We used Pillsbury’s French bread dough for this, just slicing the log of dough into rounds. We spread them out a bit with our fingers and spooned the seeni sambol in, then wrapped it up into a bun (seam side down). Bake a few minutes less than the package suggests, until golden brown, and you’re done!

Seeni sambol buns freeze well, and are also great for taking on the road with you for a long car ride or as plane snacks. And if you just want to make the seeni sambol (easy, but about 30 minutes of slow stirring as the onions caramelize, will keep in fridge for weeks), it’s excellent on buttered toast for your breakfast.

If you have time to make an over-easy egg to go with it, even better. Toast + butter + egg + seeni sambol on top = perfection. Or scramble an egg and put it all in a tortilla (or better, roti!), if you want to turn it into a wrap…

Seeni sambol recipe:

I really must learn to pace myself

Heh. I appear to have lost two pounds this week without trying. I will now market my new weight-loss plan: cook and decorate obsessively for seven days straight, and you will be too hyped up on adrenaline to remember to eat much, and will wake up the day after the event with arms and legs as sluggish as if you’d done an intense gym workout.

Was fun, but also ridiculous; I really must learn to pace myself! Am contemplating rule for next party — no more than ten (10) savory items and ten (10) sweet items. But can I actually hold myself to that, is the question???

I seem to be worrying about something in the photo below — maybe the possibility that I haven’t made enough food…

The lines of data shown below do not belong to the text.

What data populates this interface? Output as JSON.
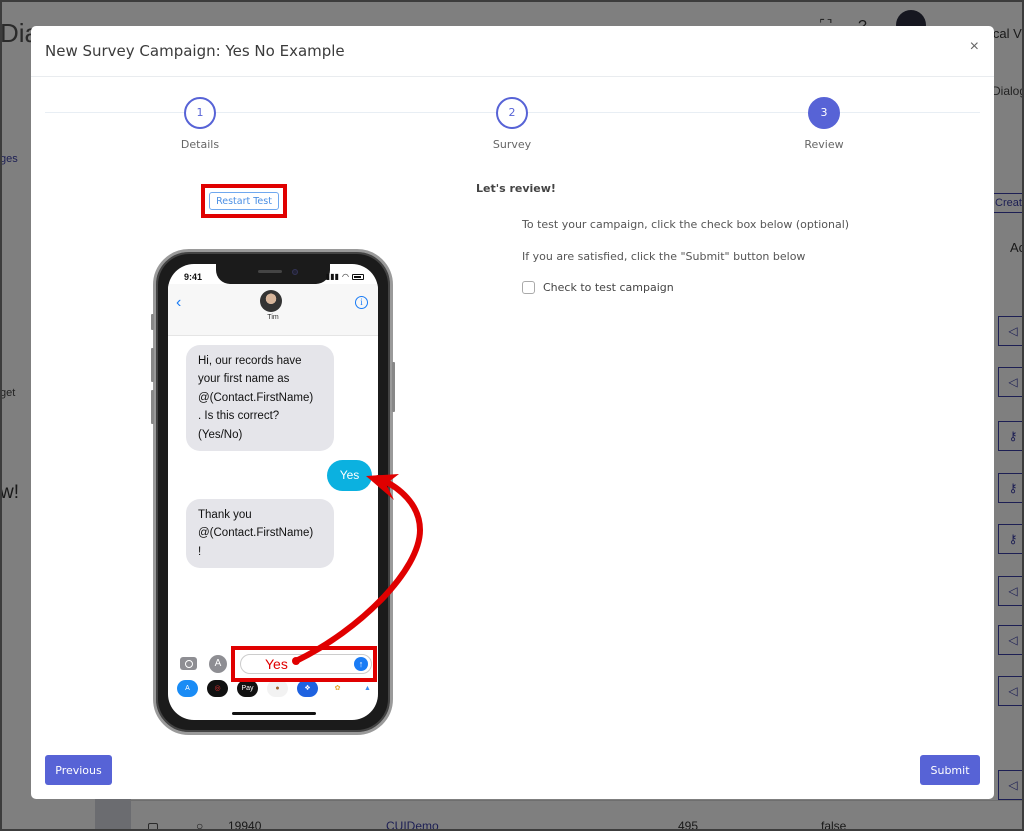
{
  "background": {
    "app_title_fragment": "Dia",
    "user_name_fragment": "ical V",
    "left_link_fragment": "ges",
    "left_text_fragment": "get",
    "left_heading_fragment": "w!",
    "right_header_fragment": "Dialog",
    "right_button_fragment": "Create",
    "right_column_fragment": "Ac",
    "bottom_row": {
      "id": "19940",
      "name": "CUIDemo",
      "count": "495",
      "flag": "false"
    }
  },
  "modal": {
    "title": "New Survey Campaign: Yes No Example",
    "close_icon": "×",
    "steps": [
      {
        "number": "1",
        "label": "Details",
        "state": "completed"
      },
      {
        "number": "2",
        "label": "Survey",
        "state": "completed"
      },
      {
        "number": "3",
        "label": "Review",
        "state": "active"
      }
    ],
    "review": {
      "heading": "Let's review!",
      "line1": "To test your campaign, click the check box below (optional)",
      "line2": "If you are satisfied, click the \"Submit\" button below",
      "checkbox_label": "Check to test campaign",
      "checkbox_checked": false
    },
    "buttons": {
      "previous": "Previous",
      "submit": "Submit"
    }
  },
  "phone": {
    "restart_button": "Restart Test",
    "status_time": "9:41",
    "contact_name": "Tim",
    "info_icon": "i",
    "back_icon": "‹",
    "messages": [
      {
        "direction": "incoming",
        "lines": [
          "Hi, our records have",
          "your first name as",
          "@(Contact.FirstName)",
          ". Is this correct?",
          "(Yes/No)"
        ]
      },
      {
        "direction": "outgoing",
        "text": "Yes"
      },
      {
        "direction": "incoming",
        "lines": [
          "Thank you",
          "@(Contact.FirstName)",
          "!"
        ]
      }
    ],
    "compose_text": "Yes",
    "send_icon": "↑",
    "app_strip": [
      {
        "name": "app-store-icon",
        "glyph": "A",
        "color": "#1a8cf5"
      },
      {
        "name": "activity-icon",
        "glyph": "◎",
        "color": "#111111"
      },
      {
        "name": "apple-pay-icon",
        "glyph": "Pay",
        "color": "#111111"
      },
      {
        "name": "monkey-emoji-icon",
        "glyph": "🐵",
        "color": "#f2f2f2"
      },
      {
        "name": "dropbox-icon",
        "glyph": "❖",
        "color": "#1e62e0"
      },
      {
        "name": "photos-icon",
        "glyph": "✿",
        "color": "#ffffff"
      },
      {
        "name": "more-app-icon",
        "glyph": "▲",
        "color": "#ffffff"
      }
    ]
  },
  "colors": {
    "accent": "#5763d6",
    "annotation_red": "#e00000",
    "outgoing_bubble": "#0bb1e0",
    "incoming_bubble": "#e5e5ea"
  }
}
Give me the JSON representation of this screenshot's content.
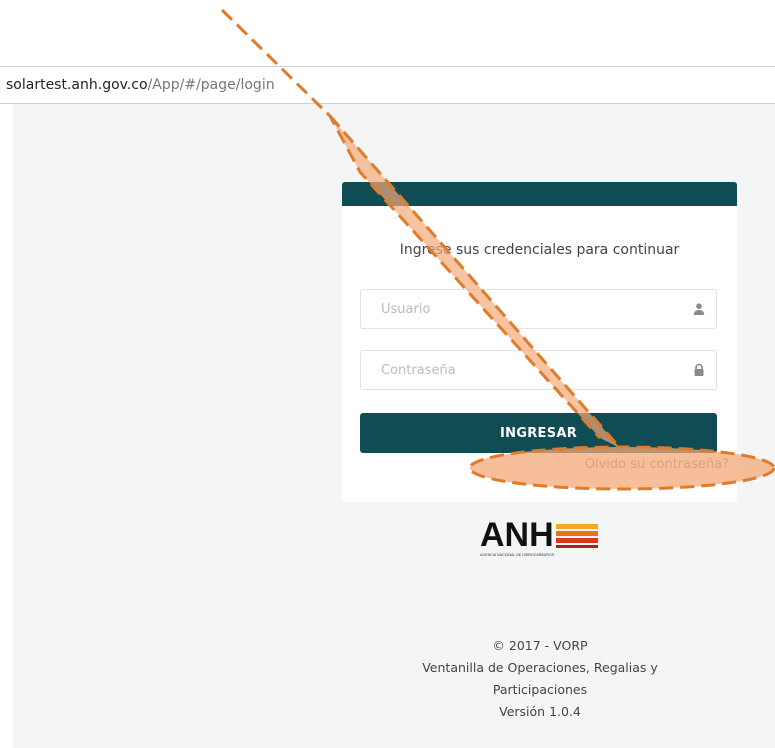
{
  "browser": {
    "url_host": "solartest.anh.gov.co",
    "url_path": "/App/#/page/login"
  },
  "login": {
    "prompt": "Ingrese sus credenciales para continuar",
    "username_placeholder": "Usuario",
    "password_placeholder": "Contraseña",
    "submit_label": "INGRESAR",
    "forgot_link": "Olvido su contraseña?"
  },
  "logo": {
    "text": "ANH",
    "subtext": "AGENCIA NACIONAL DE HIDROCARBUROS"
  },
  "footer": {
    "copyright": "© 2017 - VORP",
    "line1": "Ventanilla de Operaciones, Regalias y",
    "line2": "Participaciones",
    "version": "Versión 1.0.4"
  },
  "colors": {
    "primary": "#0f4c54",
    "annotation_stroke": "#e07b2a",
    "annotation_fill": "#f3a978"
  },
  "icons": {
    "username": "user-icon",
    "password": "lock-icon"
  }
}
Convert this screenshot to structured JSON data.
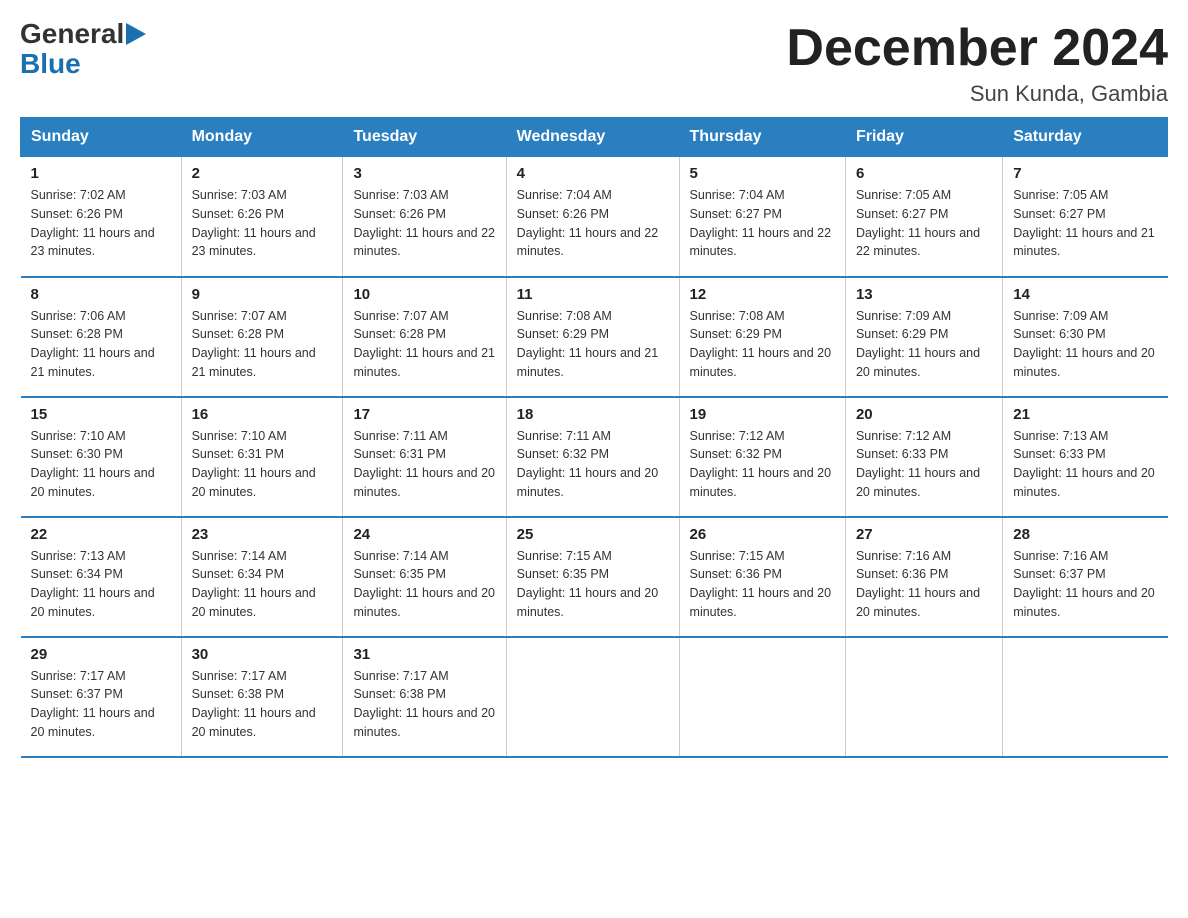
{
  "logo": {
    "part1": "General",
    "arrow": "▶",
    "part2": "Blue"
  },
  "title": "December 2024",
  "location": "Sun Kunda, Gambia",
  "headers": [
    "Sunday",
    "Monday",
    "Tuesday",
    "Wednesday",
    "Thursday",
    "Friday",
    "Saturday"
  ],
  "weeks": [
    [
      {
        "day": "1",
        "sunrise": "7:02 AM",
        "sunset": "6:26 PM",
        "daylight": "11 hours and 23 minutes."
      },
      {
        "day": "2",
        "sunrise": "7:03 AM",
        "sunset": "6:26 PM",
        "daylight": "11 hours and 23 minutes."
      },
      {
        "day": "3",
        "sunrise": "7:03 AM",
        "sunset": "6:26 PM",
        "daylight": "11 hours and 22 minutes."
      },
      {
        "day": "4",
        "sunrise": "7:04 AM",
        "sunset": "6:26 PM",
        "daylight": "11 hours and 22 minutes."
      },
      {
        "day": "5",
        "sunrise": "7:04 AM",
        "sunset": "6:27 PM",
        "daylight": "11 hours and 22 minutes."
      },
      {
        "day": "6",
        "sunrise": "7:05 AM",
        "sunset": "6:27 PM",
        "daylight": "11 hours and 22 minutes."
      },
      {
        "day": "7",
        "sunrise": "7:05 AM",
        "sunset": "6:27 PM",
        "daylight": "11 hours and 21 minutes."
      }
    ],
    [
      {
        "day": "8",
        "sunrise": "7:06 AM",
        "sunset": "6:28 PM",
        "daylight": "11 hours and 21 minutes."
      },
      {
        "day": "9",
        "sunrise": "7:07 AM",
        "sunset": "6:28 PM",
        "daylight": "11 hours and 21 minutes."
      },
      {
        "day": "10",
        "sunrise": "7:07 AM",
        "sunset": "6:28 PM",
        "daylight": "11 hours and 21 minutes."
      },
      {
        "day": "11",
        "sunrise": "7:08 AM",
        "sunset": "6:29 PM",
        "daylight": "11 hours and 21 minutes."
      },
      {
        "day": "12",
        "sunrise": "7:08 AM",
        "sunset": "6:29 PM",
        "daylight": "11 hours and 20 minutes."
      },
      {
        "day": "13",
        "sunrise": "7:09 AM",
        "sunset": "6:29 PM",
        "daylight": "11 hours and 20 minutes."
      },
      {
        "day": "14",
        "sunrise": "7:09 AM",
        "sunset": "6:30 PM",
        "daylight": "11 hours and 20 minutes."
      }
    ],
    [
      {
        "day": "15",
        "sunrise": "7:10 AM",
        "sunset": "6:30 PM",
        "daylight": "11 hours and 20 minutes."
      },
      {
        "day": "16",
        "sunrise": "7:10 AM",
        "sunset": "6:31 PM",
        "daylight": "11 hours and 20 minutes."
      },
      {
        "day": "17",
        "sunrise": "7:11 AM",
        "sunset": "6:31 PM",
        "daylight": "11 hours and 20 minutes."
      },
      {
        "day": "18",
        "sunrise": "7:11 AM",
        "sunset": "6:32 PM",
        "daylight": "11 hours and 20 minutes."
      },
      {
        "day": "19",
        "sunrise": "7:12 AM",
        "sunset": "6:32 PM",
        "daylight": "11 hours and 20 minutes."
      },
      {
        "day": "20",
        "sunrise": "7:12 AM",
        "sunset": "6:33 PM",
        "daylight": "11 hours and 20 minutes."
      },
      {
        "day": "21",
        "sunrise": "7:13 AM",
        "sunset": "6:33 PM",
        "daylight": "11 hours and 20 minutes."
      }
    ],
    [
      {
        "day": "22",
        "sunrise": "7:13 AM",
        "sunset": "6:34 PM",
        "daylight": "11 hours and 20 minutes."
      },
      {
        "day": "23",
        "sunrise": "7:14 AM",
        "sunset": "6:34 PM",
        "daylight": "11 hours and 20 minutes."
      },
      {
        "day": "24",
        "sunrise": "7:14 AM",
        "sunset": "6:35 PM",
        "daylight": "11 hours and 20 minutes."
      },
      {
        "day": "25",
        "sunrise": "7:15 AM",
        "sunset": "6:35 PM",
        "daylight": "11 hours and 20 minutes."
      },
      {
        "day": "26",
        "sunrise": "7:15 AM",
        "sunset": "6:36 PM",
        "daylight": "11 hours and 20 minutes."
      },
      {
        "day": "27",
        "sunrise": "7:16 AM",
        "sunset": "6:36 PM",
        "daylight": "11 hours and 20 minutes."
      },
      {
        "day": "28",
        "sunrise": "7:16 AM",
        "sunset": "6:37 PM",
        "daylight": "11 hours and 20 minutes."
      }
    ],
    [
      {
        "day": "29",
        "sunrise": "7:17 AM",
        "sunset": "6:37 PM",
        "daylight": "11 hours and 20 minutes."
      },
      {
        "day": "30",
        "sunrise": "7:17 AM",
        "sunset": "6:38 PM",
        "daylight": "11 hours and 20 minutes."
      },
      {
        "day": "31",
        "sunrise": "7:17 AM",
        "sunset": "6:38 PM",
        "daylight": "11 hours and 20 minutes."
      },
      null,
      null,
      null,
      null
    ]
  ]
}
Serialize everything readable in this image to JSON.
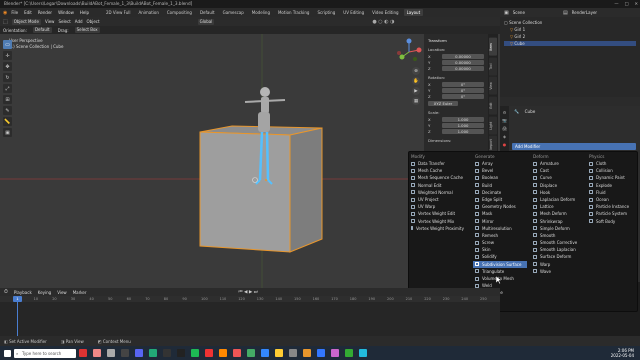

(As I plan to just sit on the couch and eat leftovers for the next three days, I’m sure those pounds will swiftly return. )